The powerful rights of the Stannary Parliament caused great dissatisfaction to the landowning classes, as laws could be overturned by Stannary law if the tinners were upset.

The Court of Chancery recognised the immunity of the Stannary Courts in 1562 and Tinners’ Rights were claimed as recently as the 1980s in an attempt to override the poll tax. This failed to work as it was considered that the rights of tinners had fallen into disregard.

Locally mined tin and copper continued to be brought, twice a year, for assaying and stamping in the stannary towns until 1838. Other towns claimed some of the stannary rights over the years, but the principle towns continued to be the original five named in the charter.


Lostwithiel was the county capital in the 13th century. It was the administration centre for county affairs and the main trading centre for tin. Ironically, tin, which was the original source of the wealth of the town, eventually caused its decline. Rubble, from the mines on the moors, silted up the river Fowey, restricting the size of vessels that could use the quay.


Wheal Owles mine - Botallack
Bodmin is the former county town of Cornwall. It was one of the few Cornish towns to be recorded in the Domesday Book, which was actually lodged in the town’s prison during the First World War. The name is derived from Bod-minachau, meaning the home of monks, suggesting that it was originally a religious settlement. The entry in the Domesday Book records that the town was held by St Petroc’s Church and that there were 68 houses and a market in the 11th century.


Liskeard was originally Liscarret and was one of the holdings of the Count of Mortain when it was recorded in the Domesday Book. At that time it boasted a market, a mill and 250 sheep. It received its first charter in 1240 from Richard, Earl of Cornwall. Later it became one of the county’s coinage towns, returning 2 MPs until the first half of the 19th century. The mining industry played an important part in the town’s development, and in 1828 a canal was built, enabling ore and stone to be carried to Looe.


Helston was granted its charter in 1201 and was originally a thriving port. However, as the river Cober silted up over the years, the port gradually ceased to be. Coinagehall Street recalls the days when this was one of the stannary towns. Today it is probably most famous for the Furry or Floral Dance which takes place in May of each year.

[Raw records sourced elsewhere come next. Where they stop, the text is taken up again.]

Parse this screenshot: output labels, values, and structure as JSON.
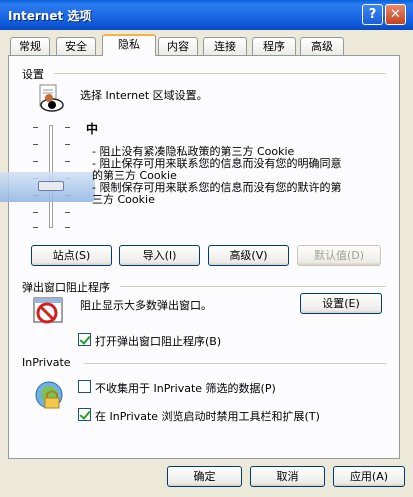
{
  "window": {
    "title": "Internet 选项"
  },
  "titlebar": {
    "help": "?",
    "close": "✕"
  },
  "tabs": [
    "常规",
    "安全",
    "隐私",
    "内容",
    "连接",
    "程序",
    "高级"
  ],
  "settings": {
    "group_label": "设置",
    "zone_text": "选择 Internet 区域设置。",
    "level": "中",
    "bullets": [
      "- 阻止没有紧凑隐私政策的第三方 Cookie",
      "- 阻止保存可用来联系您的信息而没有您的明确同意",
      "  的第三方 Cookie",
      "- 限制保存可用来联系您的信息而没有您的默许的第",
      "  三方 Cookie"
    ],
    "buttons": {
      "sites": "站点(S)",
      "import": "导入(I)",
      "advanced": "高级(V)",
      "default": "默认值(D)"
    }
  },
  "popup": {
    "group_label": "弹出窗口阻止程序",
    "text": "阻止显示大多数弹出窗口。",
    "settings_button": "设置(E)",
    "enable_checkbox": "打开弹出窗口阻止程序(B)",
    "enable_checked": true
  },
  "inprivate": {
    "group_label": "InPrivate",
    "collect_checkbox": "不收集用于 InPrivate 筛选的数据(P)",
    "collect_checked": false,
    "disable_toolbars_checkbox": "在 InPrivate 浏览启动时禁用工具栏和扩展(T)",
    "disable_toolbars_checked": true
  },
  "footer": {
    "ok": "确定",
    "cancel": "取消",
    "apply": "应用(A)"
  }
}
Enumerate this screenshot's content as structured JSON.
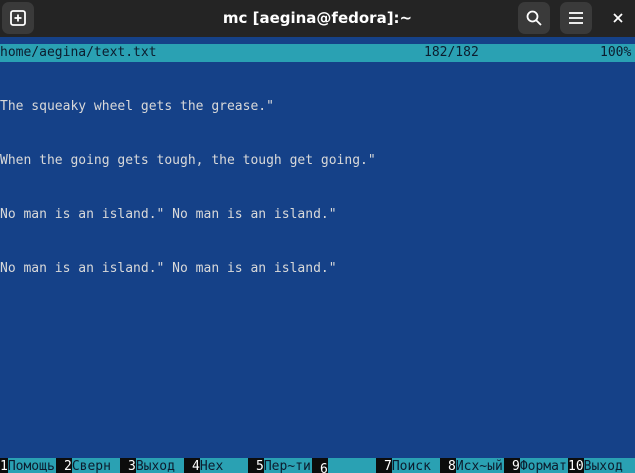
{
  "window": {
    "title": "mc [aegina@fedora]:~",
    "new_tab_icon": "plus-box-icon",
    "search_icon": "search-icon",
    "menu_icon": "hamburger-menu-icon",
    "close_icon": "close-icon"
  },
  "status": {
    "file_path": "home/aegina/text.txt",
    "position": "182/182",
    "percent": "100%"
  },
  "editor": {
    "lines": [
      "The squeaky wheel gets the grease.\"",
      "When the going gets tough, the tough get going.\"",
      "No man is an island.\" No man is an island.\"",
      "No man is an island.\" No man is an island.\""
    ]
  },
  "fkeys": [
    {
      "num": "1",
      "label": "Помощь"
    },
    {
      "num": "2",
      "label": "Сверн"
    },
    {
      "num": "3",
      "label": "Выход"
    },
    {
      "num": "4",
      "label": "Hex"
    },
    {
      "num": "5",
      "label": "Пер~ти"
    },
    {
      "num": "6",
      "label": ""
    },
    {
      "num": "7",
      "label": "Поиск"
    },
    {
      "num": "8",
      "label": "Исх~ый"
    },
    {
      "num": "9",
      "label": "Формат"
    },
    {
      "num": "10",
      "label": "Выход"
    }
  ],
  "colors": {
    "background": "#154188",
    "bar": "#2aa1b3",
    "titlebar": "#242424"
  }
}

Coinage Hall Truro
Coinage Hall, Truro
Truro is the only city in Cornwall and its most striking feature is the Cathedral, with its green spire and gothic appearance. The city’s heritage is as a market and stannary town and port dating back over 800 years, booming during the tin mining era. In the early days of the city, there was a Norman castle overlooking the river. Nothing remains of this today apart from the name of a street and a hill. During the Civil War, Truro declared for the Royalists and, for a short time housed the Royalist mint. In those days there was constant rivalry between Truro and Falmouth, particularly over control of the river.